Aug. 6 was the deadline to submit petition signatures for ballot initiatives to go to Colorado voters in November. Interest groups pushing oil and gas measures have said they gathered record numbers of signatures. Political gerrymandering is another hot topic, with a pair of resolutions overwhelmingly approved by the state legislature at the last session's end in May. Below are a few of the biggest issues poised to go on this fall's ballot.

7 Initiative petitions submitted
•4 statutory
•2 constitutional
•1 statutory and constitutional

4 Initiative petitions canceled from legislature

6 active legislative concurrent resolutions

Initiative 97: Oil & Gas Development Setback Requirement
•Subject: Oil & Gas
•Type: Statutory
•Key component: Any new oil and gas development not located on federal land has to take place at least 2,500 feet from any occupied structure.
•Key supporter: Colorado Rising

Initiative 108: Compensation for Fair Market Value Reduction
•Subject: Property law
•Type: Constitutional
•Key component: Initiative would make government financially liable to private property owners for policies that reduce value. Constitution currently requires compensation if the government renders private property useless or takes possession of it. Initiative would consider a value reduction a “taking.”
•Key supporter: Colorado Farm Bureau

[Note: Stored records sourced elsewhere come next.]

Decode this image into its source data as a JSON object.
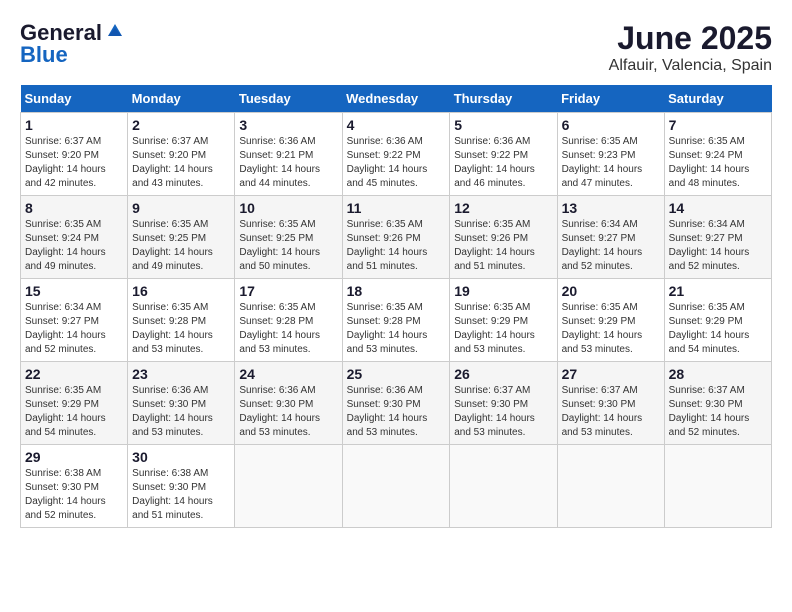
{
  "header": {
    "logo_general": "General",
    "logo_blue": "Blue",
    "month_title": "June 2025",
    "subtitle": "Alfauir, Valencia, Spain"
  },
  "weekdays": [
    "Sunday",
    "Monday",
    "Tuesday",
    "Wednesday",
    "Thursday",
    "Friday",
    "Saturday"
  ],
  "weeks": [
    [
      {
        "day": "1",
        "sunrise": "6:37 AM",
        "sunset": "9:20 PM",
        "daylight": "14 hours and 42 minutes."
      },
      {
        "day": "2",
        "sunrise": "6:37 AM",
        "sunset": "9:20 PM",
        "daylight": "14 hours and 43 minutes."
      },
      {
        "day": "3",
        "sunrise": "6:36 AM",
        "sunset": "9:21 PM",
        "daylight": "14 hours and 44 minutes."
      },
      {
        "day": "4",
        "sunrise": "6:36 AM",
        "sunset": "9:22 PM",
        "daylight": "14 hours and 45 minutes."
      },
      {
        "day": "5",
        "sunrise": "6:36 AM",
        "sunset": "9:22 PM",
        "daylight": "14 hours and 46 minutes."
      },
      {
        "day": "6",
        "sunrise": "6:35 AM",
        "sunset": "9:23 PM",
        "daylight": "14 hours and 47 minutes."
      },
      {
        "day": "7",
        "sunrise": "6:35 AM",
        "sunset": "9:24 PM",
        "daylight": "14 hours and 48 minutes."
      }
    ],
    [
      {
        "day": "8",
        "sunrise": "6:35 AM",
        "sunset": "9:24 PM",
        "daylight": "14 hours and 49 minutes."
      },
      {
        "day": "9",
        "sunrise": "6:35 AM",
        "sunset": "9:25 PM",
        "daylight": "14 hours and 49 minutes."
      },
      {
        "day": "10",
        "sunrise": "6:35 AM",
        "sunset": "9:25 PM",
        "daylight": "14 hours and 50 minutes."
      },
      {
        "day": "11",
        "sunrise": "6:35 AM",
        "sunset": "9:26 PM",
        "daylight": "14 hours and 51 minutes."
      },
      {
        "day": "12",
        "sunrise": "6:35 AM",
        "sunset": "9:26 PM",
        "daylight": "14 hours and 51 minutes."
      },
      {
        "day": "13",
        "sunrise": "6:34 AM",
        "sunset": "9:27 PM",
        "daylight": "14 hours and 52 minutes."
      },
      {
        "day": "14",
        "sunrise": "6:34 AM",
        "sunset": "9:27 PM",
        "daylight": "14 hours and 52 minutes."
      }
    ],
    [
      {
        "day": "15",
        "sunrise": "6:34 AM",
        "sunset": "9:27 PM",
        "daylight": "14 hours and 52 minutes."
      },
      {
        "day": "16",
        "sunrise": "6:35 AM",
        "sunset": "9:28 PM",
        "daylight": "14 hours and 53 minutes."
      },
      {
        "day": "17",
        "sunrise": "6:35 AM",
        "sunset": "9:28 PM",
        "daylight": "14 hours and 53 minutes."
      },
      {
        "day": "18",
        "sunrise": "6:35 AM",
        "sunset": "9:28 PM",
        "daylight": "14 hours and 53 minutes."
      },
      {
        "day": "19",
        "sunrise": "6:35 AM",
        "sunset": "9:29 PM",
        "daylight": "14 hours and 53 minutes."
      },
      {
        "day": "20",
        "sunrise": "6:35 AM",
        "sunset": "9:29 PM",
        "daylight": "14 hours and 53 minutes."
      },
      {
        "day": "21",
        "sunrise": "6:35 AM",
        "sunset": "9:29 PM",
        "daylight": "14 hours and 54 minutes."
      }
    ],
    [
      {
        "day": "22",
        "sunrise": "6:35 AM",
        "sunset": "9:29 PM",
        "daylight": "14 hours and 54 minutes."
      },
      {
        "day": "23",
        "sunrise": "6:36 AM",
        "sunset": "9:30 PM",
        "daylight": "14 hours and 53 minutes."
      },
      {
        "day": "24",
        "sunrise": "6:36 AM",
        "sunset": "9:30 PM",
        "daylight": "14 hours and 53 minutes."
      },
      {
        "day": "25",
        "sunrise": "6:36 AM",
        "sunset": "9:30 PM",
        "daylight": "14 hours and 53 minutes."
      },
      {
        "day": "26",
        "sunrise": "6:37 AM",
        "sunset": "9:30 PM",
        "daylight": "14 hours and 53 minutes."
      },
      {
        "day": "27",
        "sunrise": "6:37 AM",
        "sunset": "9:30 PM",
        "daylight": "14 hours and 53 minutes."
      },
      {
        "day": "28",
        "sunrise": "6:37 AM",
        "sunset": "9:30 PM",
        "daylight": "14 hours and 52 minutes."
      }
    ],
    [
      {
        "day": "29",
        "sunrise": "6:38 AM",
        "sunset": "9:30 PM",
        "daylight": "14 hours and 52 minutes."
      },
      {
        "day": "30",
        "sunrise": "6:38 AM",
        "sunset": "9:30 PM",
        "daylight": "14 hours and 51 minutes."
      },
      null,
      null,
      null,
      null,
      null
    ]
  ]
}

Concurrent Resolution 2: Prohibition of Slavery/Involuntary Servitude
•Subject: Involuntary servitude for convicted criminals
•Type: Constitutional
•Key component: Outlaws slavery and compelled servitude for convicted criminals as punishment for crimes. As a result the amendment would prohibit slavery and involuntary servitude in all circumstances.
•Status: Comments on second draft closed

Concurrent Resolutions 4 and 5: Congressional & Legislative Redistricting
•Subject: Political gerrymandering
•Type: Constitutional
•Key components:
-Outlawing political gerrymandering outright.
-Creation of a 12-member independent commission appointed by Colorado Supreme Court to draw congressional district maps. The amendment would require four unaffiliated voters to serve on the commission, and four each affiliated with Colorado’s two largest political parties.
•Status:
-Amendment X: Comments on third draft due 8/15
-Amendment Z:Comments on second draft closed

Initiative 173: Campaign Contributions
•Subject: Campaign finance
•Type: Constitutional
•Key component: Would allow candidates for an electoral office to accept five times the amount of campaign contributions normally allowed if one candidate directs more than $1 million in support of his or her own campaign.
•Key supporters: Former Rep. B.J. Nikkel, former Sen. Greg Brophy

Initiative 153: Transportation Funding
•Subject: Tax increase
•Key component: Raise the vendor tax to 3.52 percent of all sales and the excess tax to3.52 percent of all taxable sales in order to raise money for transportation projects. Initiative would also create a local transportation priorities fund to direct spending.
•Key supporter: Club 20

To read this story and other complete articles featured in the August 13, 2018 print edition of Law Week Colorado, copies are available for purchase online.